--- START ---

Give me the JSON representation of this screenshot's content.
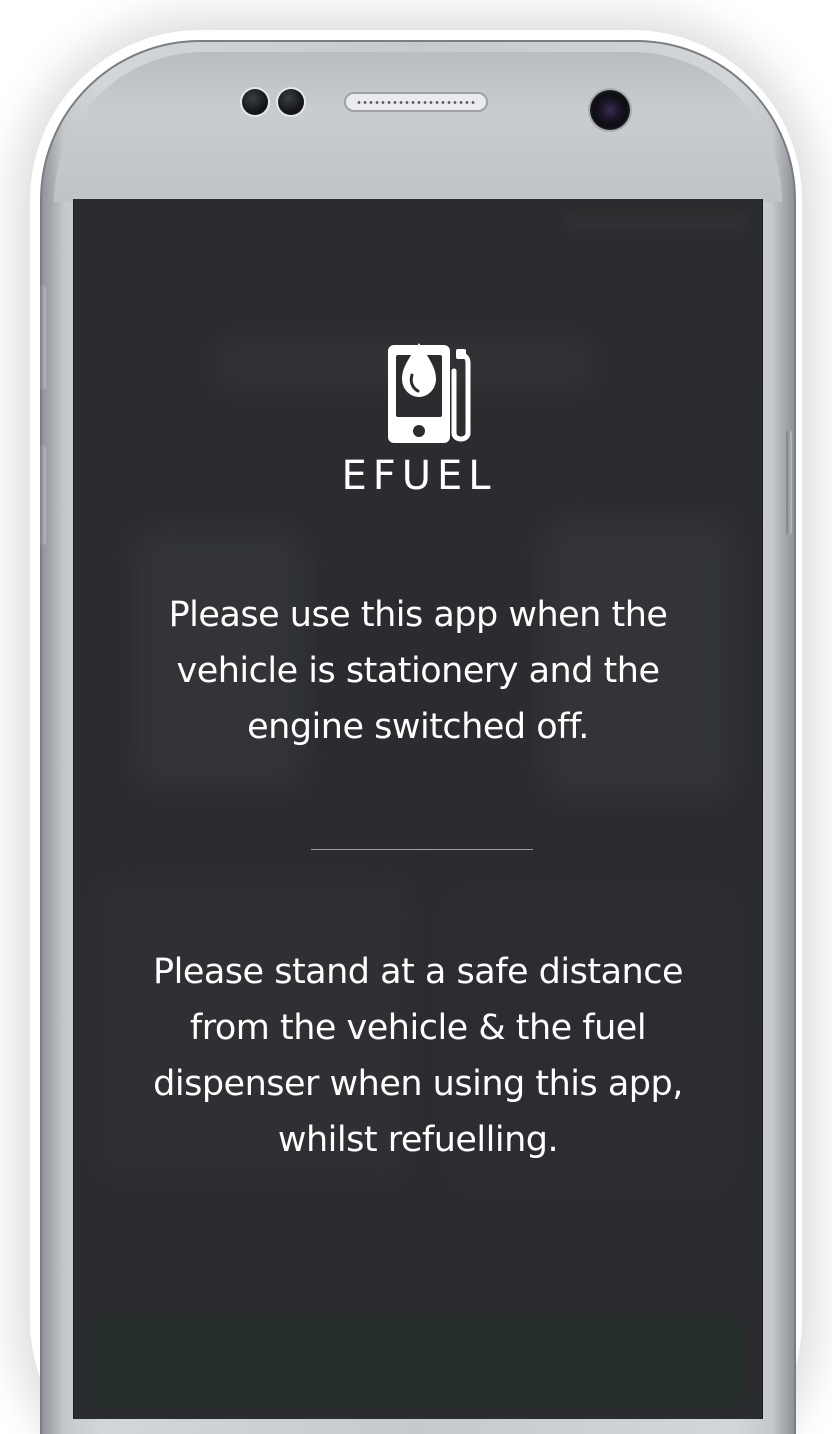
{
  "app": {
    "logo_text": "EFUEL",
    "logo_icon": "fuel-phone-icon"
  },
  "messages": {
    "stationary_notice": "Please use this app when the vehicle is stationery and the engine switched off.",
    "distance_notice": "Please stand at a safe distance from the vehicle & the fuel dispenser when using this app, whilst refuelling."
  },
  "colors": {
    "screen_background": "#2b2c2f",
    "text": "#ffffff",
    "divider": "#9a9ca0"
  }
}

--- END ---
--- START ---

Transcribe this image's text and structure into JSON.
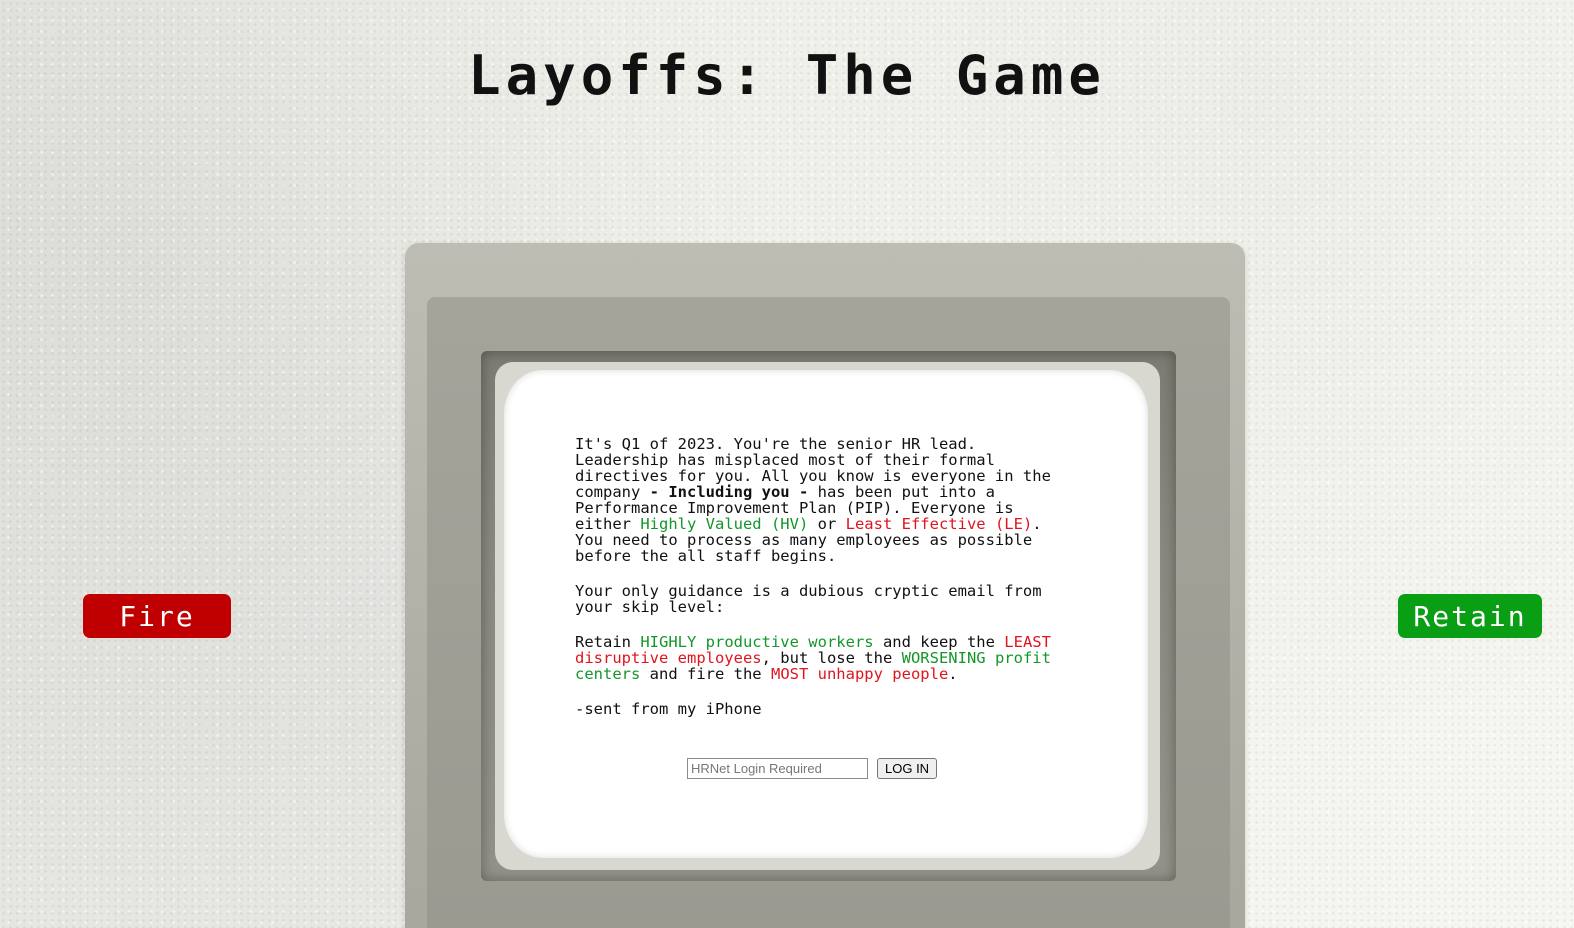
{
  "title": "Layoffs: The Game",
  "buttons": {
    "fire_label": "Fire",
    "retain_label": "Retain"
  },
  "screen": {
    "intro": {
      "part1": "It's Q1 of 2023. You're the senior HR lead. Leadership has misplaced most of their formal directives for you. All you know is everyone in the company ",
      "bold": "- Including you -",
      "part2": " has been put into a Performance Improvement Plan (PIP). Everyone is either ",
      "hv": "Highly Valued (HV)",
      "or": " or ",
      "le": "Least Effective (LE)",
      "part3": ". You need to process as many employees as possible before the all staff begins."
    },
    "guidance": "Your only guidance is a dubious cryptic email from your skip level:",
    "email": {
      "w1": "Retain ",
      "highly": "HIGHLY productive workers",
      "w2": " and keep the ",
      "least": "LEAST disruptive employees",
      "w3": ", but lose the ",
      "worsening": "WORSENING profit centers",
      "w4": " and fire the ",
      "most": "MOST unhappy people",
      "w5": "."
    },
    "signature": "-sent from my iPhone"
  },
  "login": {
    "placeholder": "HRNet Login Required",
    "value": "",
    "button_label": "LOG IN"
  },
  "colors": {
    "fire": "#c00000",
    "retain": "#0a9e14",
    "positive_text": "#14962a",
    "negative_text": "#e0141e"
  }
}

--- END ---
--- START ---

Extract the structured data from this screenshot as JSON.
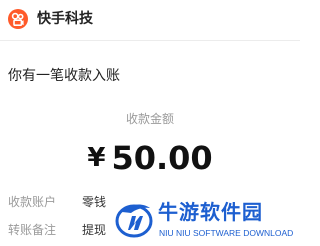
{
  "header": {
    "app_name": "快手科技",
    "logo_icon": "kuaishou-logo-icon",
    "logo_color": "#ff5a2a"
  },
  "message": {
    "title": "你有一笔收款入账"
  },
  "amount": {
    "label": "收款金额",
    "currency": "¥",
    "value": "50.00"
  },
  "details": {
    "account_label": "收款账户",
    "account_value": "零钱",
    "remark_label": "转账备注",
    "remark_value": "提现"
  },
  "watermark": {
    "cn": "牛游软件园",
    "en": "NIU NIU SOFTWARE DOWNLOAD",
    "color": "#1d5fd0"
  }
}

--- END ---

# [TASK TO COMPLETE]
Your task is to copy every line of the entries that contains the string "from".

# [ANSWER SPACE]
    "distance_notice": "Please stand at a safe distance from the vehicle & the fuel dispenser when using this app, whilst refuelling."
    "guidance": "Your only guidance is a dubious cryptic email from your skip level:",
    "signature": "-sent from my iPhone"
Extract the structured data from this screenshot as JSON.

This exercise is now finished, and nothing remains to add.